Exercise description
Word for word, retype the records below.

┄┄┄┄┄┄

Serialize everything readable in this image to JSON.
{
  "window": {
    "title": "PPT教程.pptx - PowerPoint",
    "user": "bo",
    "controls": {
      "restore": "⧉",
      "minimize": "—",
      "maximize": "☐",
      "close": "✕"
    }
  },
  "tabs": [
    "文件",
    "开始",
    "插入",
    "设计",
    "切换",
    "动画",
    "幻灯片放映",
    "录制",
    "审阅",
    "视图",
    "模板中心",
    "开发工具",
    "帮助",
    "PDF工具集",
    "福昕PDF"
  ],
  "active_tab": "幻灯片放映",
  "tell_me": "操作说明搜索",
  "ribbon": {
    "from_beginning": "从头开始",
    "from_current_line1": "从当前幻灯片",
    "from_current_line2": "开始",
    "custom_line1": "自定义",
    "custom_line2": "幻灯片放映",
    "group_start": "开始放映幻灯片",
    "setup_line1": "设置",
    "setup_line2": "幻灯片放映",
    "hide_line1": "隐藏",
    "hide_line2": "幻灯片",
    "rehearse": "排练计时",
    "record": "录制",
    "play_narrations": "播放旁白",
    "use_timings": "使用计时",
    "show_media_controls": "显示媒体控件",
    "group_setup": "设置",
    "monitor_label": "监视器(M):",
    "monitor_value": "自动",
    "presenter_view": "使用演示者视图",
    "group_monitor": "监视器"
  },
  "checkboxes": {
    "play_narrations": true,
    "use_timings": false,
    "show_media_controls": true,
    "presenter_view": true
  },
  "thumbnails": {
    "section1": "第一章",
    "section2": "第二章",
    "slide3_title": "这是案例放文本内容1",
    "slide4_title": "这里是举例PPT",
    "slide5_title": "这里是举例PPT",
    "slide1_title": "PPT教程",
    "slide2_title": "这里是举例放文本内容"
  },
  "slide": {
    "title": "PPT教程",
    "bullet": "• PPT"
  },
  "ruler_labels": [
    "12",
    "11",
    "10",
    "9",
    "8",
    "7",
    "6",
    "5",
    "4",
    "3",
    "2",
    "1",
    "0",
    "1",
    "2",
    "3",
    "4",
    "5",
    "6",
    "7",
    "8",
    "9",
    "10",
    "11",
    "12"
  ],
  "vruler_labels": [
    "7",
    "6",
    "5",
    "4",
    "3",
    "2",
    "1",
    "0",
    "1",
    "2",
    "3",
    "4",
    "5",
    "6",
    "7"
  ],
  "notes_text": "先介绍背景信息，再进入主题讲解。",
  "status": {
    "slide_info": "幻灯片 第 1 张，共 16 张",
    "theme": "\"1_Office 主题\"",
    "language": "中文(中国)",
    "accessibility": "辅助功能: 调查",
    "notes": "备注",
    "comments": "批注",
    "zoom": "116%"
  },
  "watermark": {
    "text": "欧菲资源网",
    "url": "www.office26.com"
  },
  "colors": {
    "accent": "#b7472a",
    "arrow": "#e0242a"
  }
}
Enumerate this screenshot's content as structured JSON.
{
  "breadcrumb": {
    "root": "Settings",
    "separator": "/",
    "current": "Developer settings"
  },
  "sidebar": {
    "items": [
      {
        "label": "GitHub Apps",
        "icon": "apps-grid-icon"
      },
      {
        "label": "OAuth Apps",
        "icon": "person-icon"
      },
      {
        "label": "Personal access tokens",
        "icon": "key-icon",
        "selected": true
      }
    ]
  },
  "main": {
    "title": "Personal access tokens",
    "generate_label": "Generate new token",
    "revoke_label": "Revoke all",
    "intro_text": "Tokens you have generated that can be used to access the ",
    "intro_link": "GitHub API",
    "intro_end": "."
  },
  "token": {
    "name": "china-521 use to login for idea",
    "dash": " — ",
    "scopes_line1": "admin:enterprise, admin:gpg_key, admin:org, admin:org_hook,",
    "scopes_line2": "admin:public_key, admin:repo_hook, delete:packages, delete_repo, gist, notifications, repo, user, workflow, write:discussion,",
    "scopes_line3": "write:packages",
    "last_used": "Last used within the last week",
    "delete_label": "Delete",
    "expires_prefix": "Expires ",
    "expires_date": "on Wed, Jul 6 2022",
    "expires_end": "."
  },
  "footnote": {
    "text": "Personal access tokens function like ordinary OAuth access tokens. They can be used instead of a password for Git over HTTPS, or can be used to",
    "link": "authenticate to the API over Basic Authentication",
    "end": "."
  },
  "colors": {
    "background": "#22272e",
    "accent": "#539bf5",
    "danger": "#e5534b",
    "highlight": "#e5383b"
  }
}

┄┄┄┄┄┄

Answer section
Serialize everything readable in this image to JSON.
{
  "window": {
    "title": "PPT教程.pptx - PowerPoint",
    "user": "bo",
    "controls": {
      "restore": "⧉",
      "minimize": "—",
      "maximize": "☐",
      "close": "✕"
    }
  },
  "tabs": [
    "文件",
    "开始",
    "插入",
    "设计",
    "切换",
    "动画",
    "幻灯片放映",
    "录制",
    "审阅",
    "视图",
    "模板中心",
    "开发工具",
    "帮助",
    "PDF工具集",
    "福昕PDF"
  ],
  "active_tab": "幻灯片放映",
  "tell_me": "操作说明搜索",
  "ribbon": {
    "from_beginning": "从头开始",
    "from_current_line1": "从当前幻灯片",
    "from_current_line2": "开始",
    "custom_line1": "自定义",
    "custom_line2": "幻灯片放映",
    "group_start": "开始放映幻灯片",
    "setup_line1": "设置",
    "setup_line2": "幻灯片放映",
    "hide_line1": "隐藏",
    "hide_line2": "幻灯片",
    "rehearse": "排练计时",
    "record": "录制",
    "play_narrations": "播放旁白",
    "use_timings": "使用计时",
    "show_media_controls": "显示媒体控件",
    "group_setup": "设置",
    "monitor_label": "监视器(M):",
    "monitor_value": "自动",
    "presenter_view": "使用演示者视图",
    "group_monitor": "监视器"
  },
  "checkboxes": {
    "play_narrations": true,
    "use_timings": false,
    "show_media_controls": true,
    "presenter_view": true
  },
  "thumbnails": {
    "section1": "第一章",
    "section2": "第二章",
    "slide3_title": "这是案例放文本内容1",
    "slide4_title": "这里是举例PPT",
    "slide5_title": "这里是举例PPT",
    "slide1_title": "PPT教程",
    "slide2_title": "这里是举例放文本内容"
  },
  "slide": {
    "title": "PPT教程",
    "bullet": "• PPT"
  },
  "ruler_labels": [
    "12",
    "11",
    "10",
    "9",
    "8",
    "7",
    "6",
    "5",
    "4",
    "3",
    "2",
    "1",
    "0",
    "1",
    "2",
    "3",
    "4",
    "5",
    "6",
    "7",
    "8",
    "9",
    "10",
    "11",
    "12"
  ],
  "vruler_labels": [
    "7",
    "6",
    "5",
    "4",
    "3",
    "2",
    "1",
    "0",
    "1",
    "2",
    "3",
    "4",
    "5",
    "6",
    "7"
  ],
  "notes_text": "先介绍背景信息，再进入主题讲解。",
  "status": {
    "slide_info": "幻灯片 第 1 张，共 16 张",
    "theme": "\"1_Office 主题\"",
    "language": "中文(中国)",
    "accessibility": "辅助功能: 调查",
    "notes": "备注",
    "comments": "批注",
    "zoom": "116%"
  },
  "watermark": {
    "text": "欧菲资源网",
    "url": "www.office26.com"
  },
  "colors": {
    "accent": "#b7472a",
    "arrow": "#e0242a"
  }
}
Enumerate this screenshot's content as structured JSON.
{
  "breadcrumb": {
    "root": "Settings",
    "separator": "/",
    "current": "Developer settings"
  },
  "sidebar": {
    "items": [
      {
        "label": "GitHub Apps",
        "icon": "apps-grid-icon"
      },
      {
        "label": "OAuth Apps",
        "icon": "person-icon"
      },
      {
        "label": "Personal access tokens",
        "icon": "key-icon",
        "selected": true
      }
    ]
  },
  "main": {
    "title": "Personal access tokens",
    "generate_label": "Generate new token",
    "revoke_label": "Revoke all",
    "intro_text": "Tokens you have generated that can be used to access the ",
    "intro_link": "GitHub API",
    "intro_end": "."
  },
  "token": {
    "name": "china-521 use to login for idea",
    "dash": " — ",
    "scopes_line1": "admin:enterprise, admin:gpg_key, admin:org, admin:org_hook,",
    "scopes_line2": "admin:public_key, admin:repo_hook, delete:packages, delete_repo, gist, notifications, repo, user, workflow, write:discussion,",
    "scopes_line3": "write:packages",
    "last_used": "Last used within the last week",
    "delete_label": "Delete",
    "expires_prefix": "Expires ",
    "expires_date": "on Wed, Jul 6 2022",
    "expires_end": "."
  },
  "footnote": {
    "text": "Personal access tokens function like ordinary OAuth access tokens. They can be used instead of a password for Git over HTTPS, or can be used to",
    "link": "authenticate to the API over Basic Authentication",
    "end": "."
  },
  "colors": {
    "background": "#22272e",
    "accent": "#539bf5",
    "danger": "#e5534b",
    "highlight": "#e5383b"
  }
}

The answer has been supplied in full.